Records for the exercise:
+ + + +
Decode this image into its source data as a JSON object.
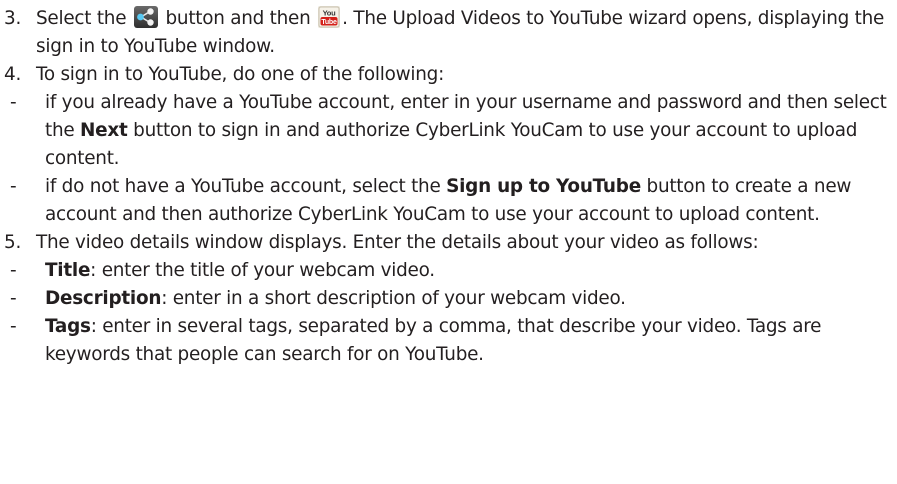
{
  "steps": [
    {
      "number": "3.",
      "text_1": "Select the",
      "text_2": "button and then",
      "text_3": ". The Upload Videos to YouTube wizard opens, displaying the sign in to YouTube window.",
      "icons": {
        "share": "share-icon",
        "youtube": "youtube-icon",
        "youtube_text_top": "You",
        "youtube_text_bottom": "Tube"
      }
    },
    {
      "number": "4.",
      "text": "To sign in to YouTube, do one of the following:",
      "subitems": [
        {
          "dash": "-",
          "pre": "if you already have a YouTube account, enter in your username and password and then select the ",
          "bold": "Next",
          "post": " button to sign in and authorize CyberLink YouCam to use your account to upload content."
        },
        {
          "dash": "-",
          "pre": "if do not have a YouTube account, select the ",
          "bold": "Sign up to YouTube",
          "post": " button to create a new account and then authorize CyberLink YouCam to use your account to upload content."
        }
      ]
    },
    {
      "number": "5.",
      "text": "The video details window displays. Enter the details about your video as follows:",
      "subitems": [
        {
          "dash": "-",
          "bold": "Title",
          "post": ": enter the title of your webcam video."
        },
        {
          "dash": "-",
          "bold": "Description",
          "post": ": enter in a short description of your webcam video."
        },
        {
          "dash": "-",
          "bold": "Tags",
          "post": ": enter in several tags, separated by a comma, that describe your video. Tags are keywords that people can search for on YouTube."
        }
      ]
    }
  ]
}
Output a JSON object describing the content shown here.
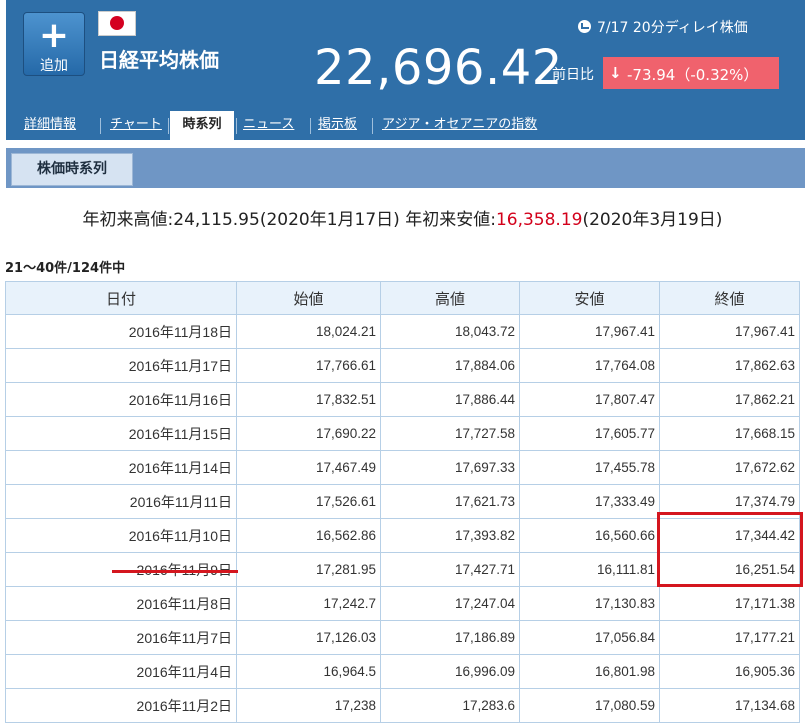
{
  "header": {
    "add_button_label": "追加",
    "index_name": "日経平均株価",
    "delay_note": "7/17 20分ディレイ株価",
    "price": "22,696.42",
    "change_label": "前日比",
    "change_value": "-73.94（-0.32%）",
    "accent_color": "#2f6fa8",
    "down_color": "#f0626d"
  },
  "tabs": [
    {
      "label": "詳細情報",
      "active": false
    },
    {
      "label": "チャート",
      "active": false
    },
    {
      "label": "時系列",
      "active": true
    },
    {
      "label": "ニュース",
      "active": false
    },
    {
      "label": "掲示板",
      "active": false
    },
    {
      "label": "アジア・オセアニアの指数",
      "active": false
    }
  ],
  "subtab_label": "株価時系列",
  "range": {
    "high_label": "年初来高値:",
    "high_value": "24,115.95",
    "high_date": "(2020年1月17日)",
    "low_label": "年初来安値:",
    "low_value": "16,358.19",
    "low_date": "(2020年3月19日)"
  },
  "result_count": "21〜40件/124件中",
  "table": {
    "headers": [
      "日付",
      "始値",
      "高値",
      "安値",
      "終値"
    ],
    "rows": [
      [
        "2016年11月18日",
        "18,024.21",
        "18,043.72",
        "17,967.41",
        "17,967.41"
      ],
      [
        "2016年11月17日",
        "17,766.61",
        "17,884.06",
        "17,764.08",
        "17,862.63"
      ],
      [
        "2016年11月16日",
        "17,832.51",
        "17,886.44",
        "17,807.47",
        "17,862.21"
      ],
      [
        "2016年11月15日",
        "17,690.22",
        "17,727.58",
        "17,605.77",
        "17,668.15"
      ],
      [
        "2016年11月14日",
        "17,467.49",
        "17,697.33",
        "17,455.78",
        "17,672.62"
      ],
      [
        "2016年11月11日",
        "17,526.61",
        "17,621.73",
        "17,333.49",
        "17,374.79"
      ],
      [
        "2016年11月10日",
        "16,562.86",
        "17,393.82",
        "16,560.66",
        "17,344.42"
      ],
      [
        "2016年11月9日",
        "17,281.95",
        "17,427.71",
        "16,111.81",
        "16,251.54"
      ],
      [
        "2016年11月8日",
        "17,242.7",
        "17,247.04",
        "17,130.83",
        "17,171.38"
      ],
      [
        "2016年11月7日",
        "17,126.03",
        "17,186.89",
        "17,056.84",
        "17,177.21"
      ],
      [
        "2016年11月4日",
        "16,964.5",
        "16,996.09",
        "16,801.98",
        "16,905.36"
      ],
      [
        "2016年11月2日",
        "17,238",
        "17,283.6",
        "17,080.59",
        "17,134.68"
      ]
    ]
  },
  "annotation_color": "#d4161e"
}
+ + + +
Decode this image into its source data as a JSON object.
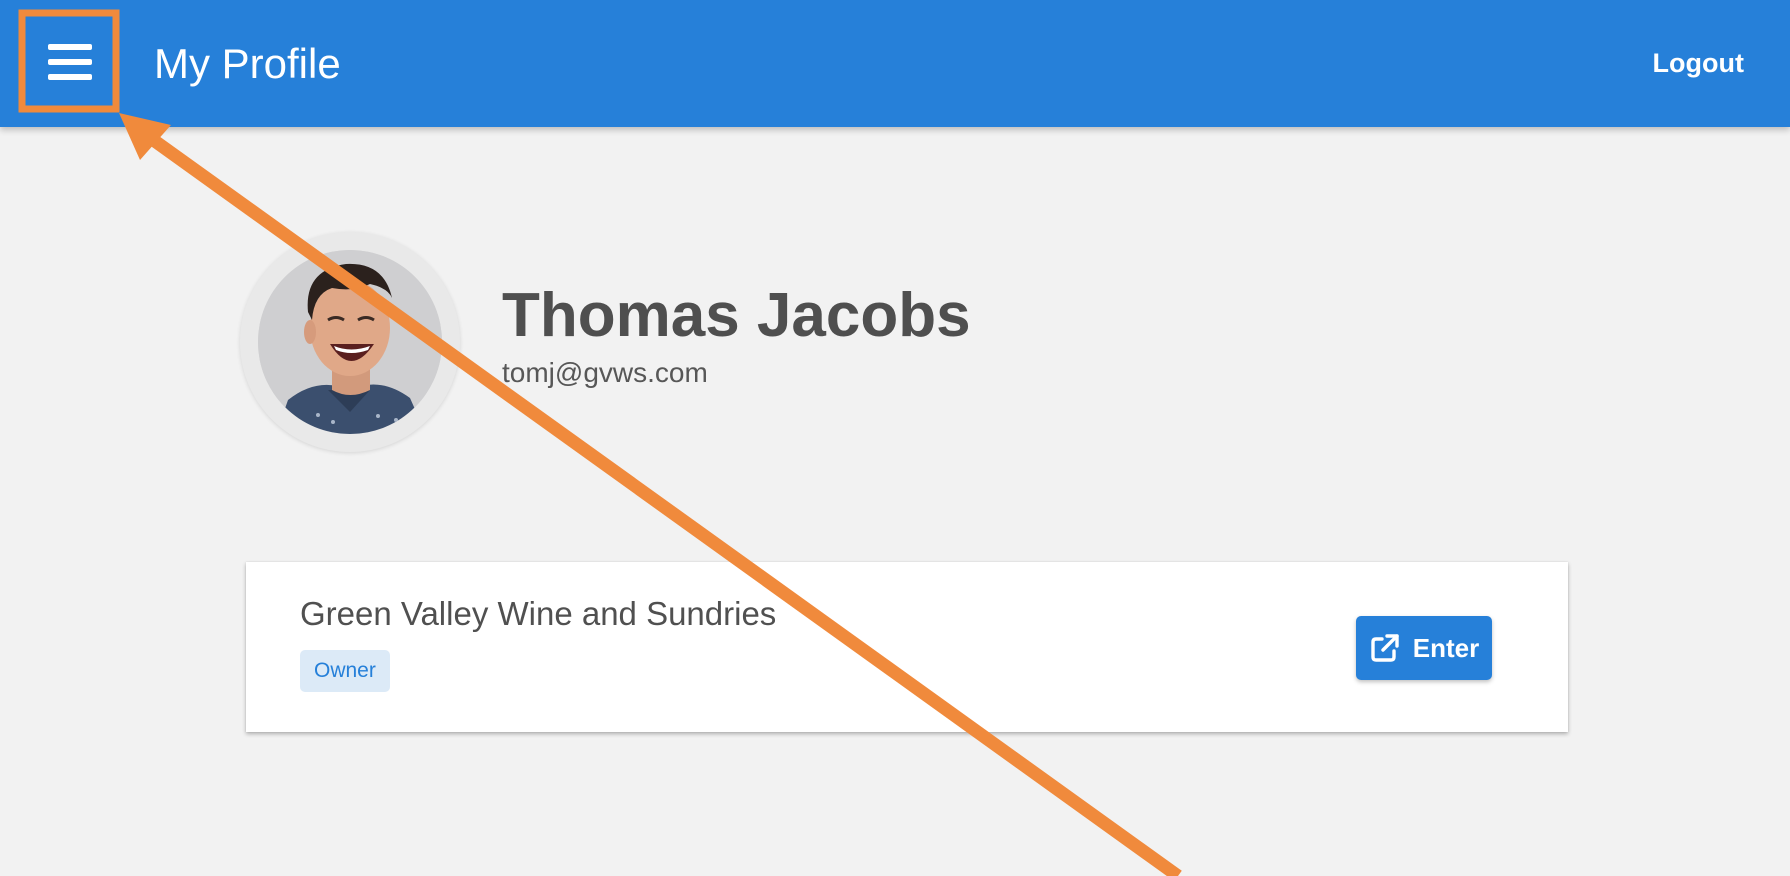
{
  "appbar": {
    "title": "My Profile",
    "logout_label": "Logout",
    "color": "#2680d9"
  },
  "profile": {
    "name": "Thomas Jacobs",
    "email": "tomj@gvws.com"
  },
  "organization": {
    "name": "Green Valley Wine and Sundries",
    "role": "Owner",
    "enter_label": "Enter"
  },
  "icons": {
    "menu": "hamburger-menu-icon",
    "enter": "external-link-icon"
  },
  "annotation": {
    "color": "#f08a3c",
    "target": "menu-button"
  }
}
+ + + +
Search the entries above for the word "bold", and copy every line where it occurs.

          "bold": "Next",
          "bold": "Sign up to YouTube",
          "bold": "Title",
          "bold": "Description",
          "bold": "Tags",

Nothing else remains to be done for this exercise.